**Goal of the exercise**
The required output is the line with "What data populates" plus all lines that follow it to the end of the listing below, written out exactly, with no pictures.
Start of Data supplied
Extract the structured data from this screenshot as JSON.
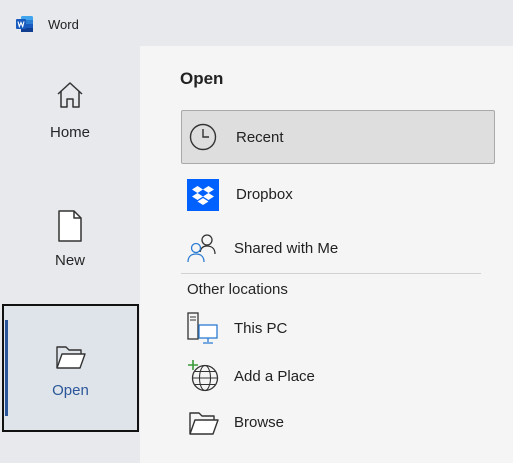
{
  "app": {
    "title": "Word",
    "logo_icon": "word-logo-icon",
    "brand_color": "#2b579a"
  },
  "sidebar": {
    "items": [
      {
        "label": "Home",
        "icon": "home-icon",
        "selected": false
      },
      {
        "label": "New",
        "icon": "new-document-icon",
        "selected": false
      },
      {
        "label": "Open",
        "icon": "open-folder-icon",
        "selected": true
      }
    ]
  },
  "main": {
    "title": "Open",
    "locations": [
      {
        "label": "Recent",
        "icon": "clock-icon",
        "selected": true
      },
      {
        "label": "Dropbox",
        "icon": "dropbox-icon",
        "selected": false,
        "color": "#0061fe"
      },
      {
        "label": "Shared with Me",
        "icon": "people-icon",
        "selected": false
      }
    ],
    "other_locations_label": "Other locations",
    "other_locations": [
      {
        "label": "This PC",
        "icon": "computer-icon"
      },
      {
        "label": "Add a Place",
        "icon": "globe-add-icon"
      },
      {
        "label": "Browse",
        "icon": "folder-icon"
      }
    ]
  }
}
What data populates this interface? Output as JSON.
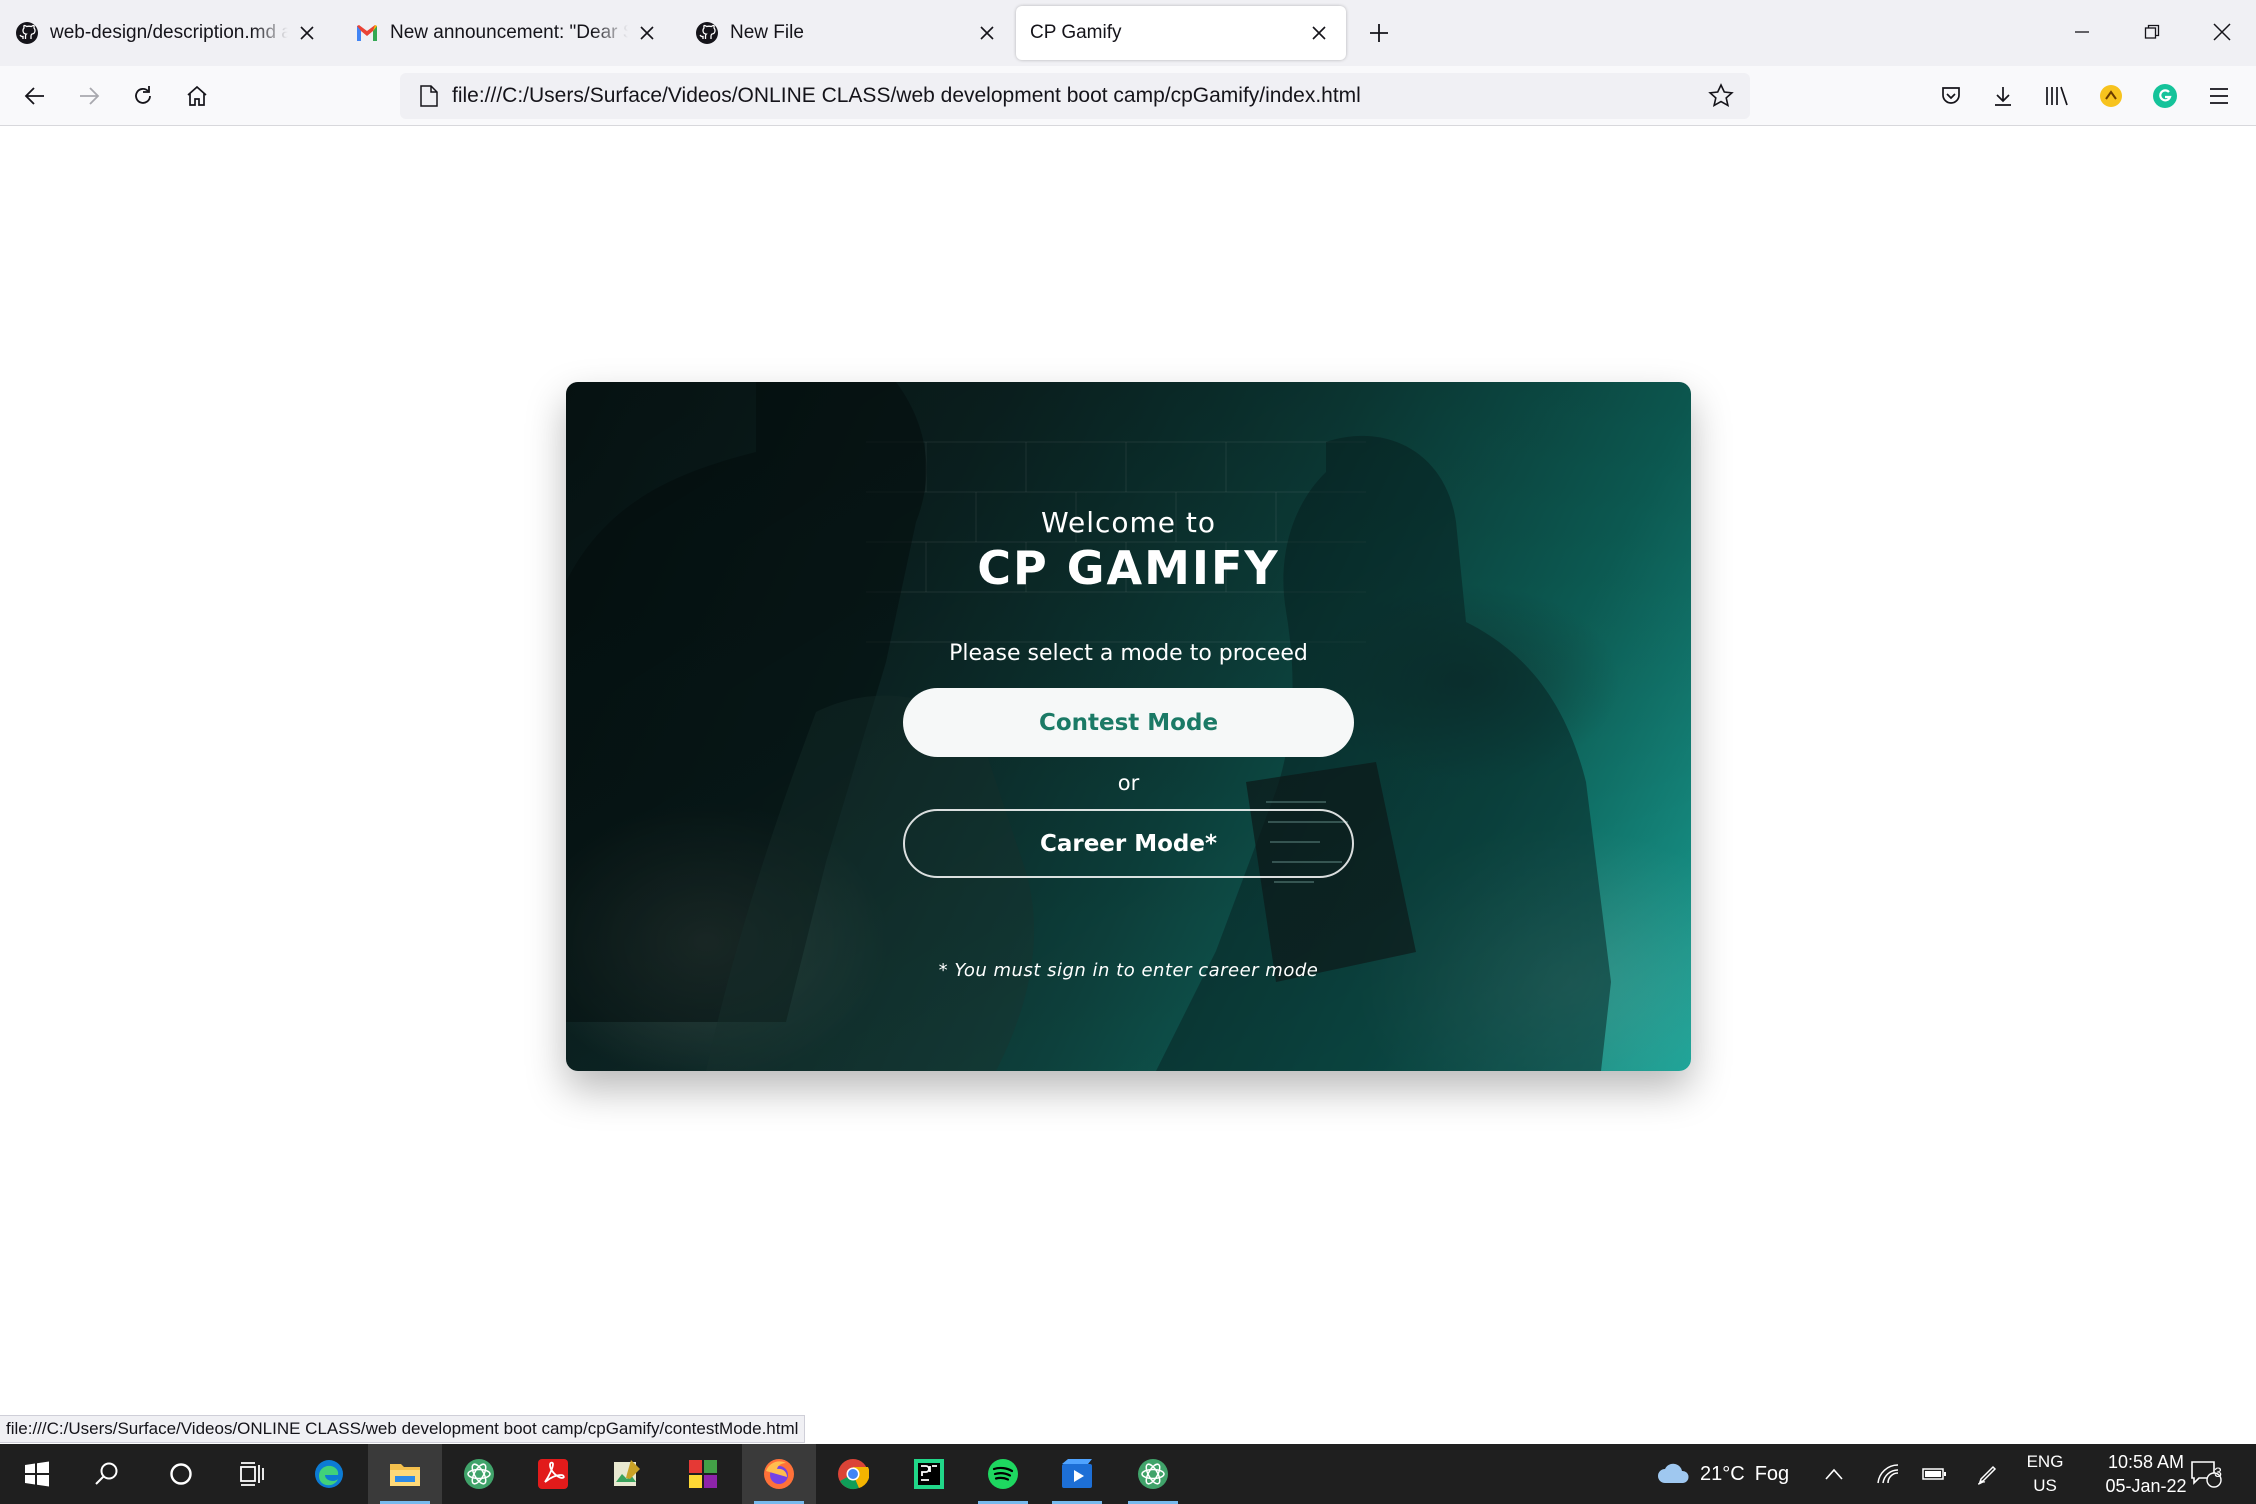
{
  "browser": {
    "tabs": [
      {
        "title": "web-design/description.md at m",
        "favicon": "github-icon"
      },
      {
        "title": "New announcement: \"Dear Stud",
        "favicon": "gmail-icon"
      },
      {
        "title": "New File",
        "favicon": "github-icon"
      },
      {
        "title": "CP Gamify",
        "favicon": "none",
        "active": true
      }
    ],
    "url": "file:///C:/Users/Surface/Videos/ONLINE CLASS/web development boot camp/cpGamify/index.html",
    "status_link": "file:///C:/Users/Surface/Videos/ONLINE CLASS/web development boot camp/cpGamify/contestMode.html"
  },
  "page": {
    "welcome": "Welcome to",
    "brand": "CP GAMIFY",
    "prompt": "Please select a mode to proceed",
    "contest_button": "Contest Mode",
    "or_label": "or",
    "career_button": "Career Mode*",
    "note": "* You must sign in to enter career mode",
    "colors": {
      "accent": "#1b7a66",
      "card_dark": "#0b1f1f",
      "card_light": "#1aa397"
    }
  },
  "taskbar": {
    "weather": {
      "temp": "21°C",
      "condition": "Fog"
    },
    "language": {
      "line1": "ENG",
      "line2": "US"
    },
    "clock": {
      "time": "10:58 AM",
      "date": "05-Jan-22"
    },
    "notification_count": "3"
  }
}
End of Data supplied
**Answer section**
What data populates this interface? Output as JSON.
{
  "browser": {
    "tabs": [
      {
        "title": "web-design/description.md at m",
        "favicon": "github-icon"
      },
      {
        "title": "New announcement: \"Dear Stud",
        "favicon": "gmail-icon"
      },
      {
        "title": "New File",
        "favicon": "github-icon"
      },
      {
        "title": "CP Gamify",
        "favicon": "none",
        "active": true
      }
    ],
    "url": "file:///C:/Users/Surface/Videos/ONLINE CLASS/web development boot camp/cpGamify/index.html",
    "status_link": "file:///C:/Users/Surface/Videos/ONLINE CLASS/web development boot camp/cpGamify/contestMode.html"
  },
  "page": {
    "welcome": "Welcome to",
    "brand": "CP GAMIFY",
    "prompt": "Please select a mode to proceed",
    "contest_button": "Contest Mode",
    "or_label": "or",
    "career_button": "Career Mode*",
    "note": "* You must sign in to enter career mode",
    "colors": {
      "accent": "#1b7a66",
      "card_dark": "#0b1f1f",
      "card_light": "#1aa397"
    }
  },
  "taskbar": {
    "weather": {
      "temp": "21°C",
      "condition": "Fog"
    },
    "language": {
      "line1": "ENG",
      "line2": "US"
    },
    "clock": {
      "time": "10:58 AM",
      "date": "05-Jan-22"
    },
    "notification_count": "3"
  }
}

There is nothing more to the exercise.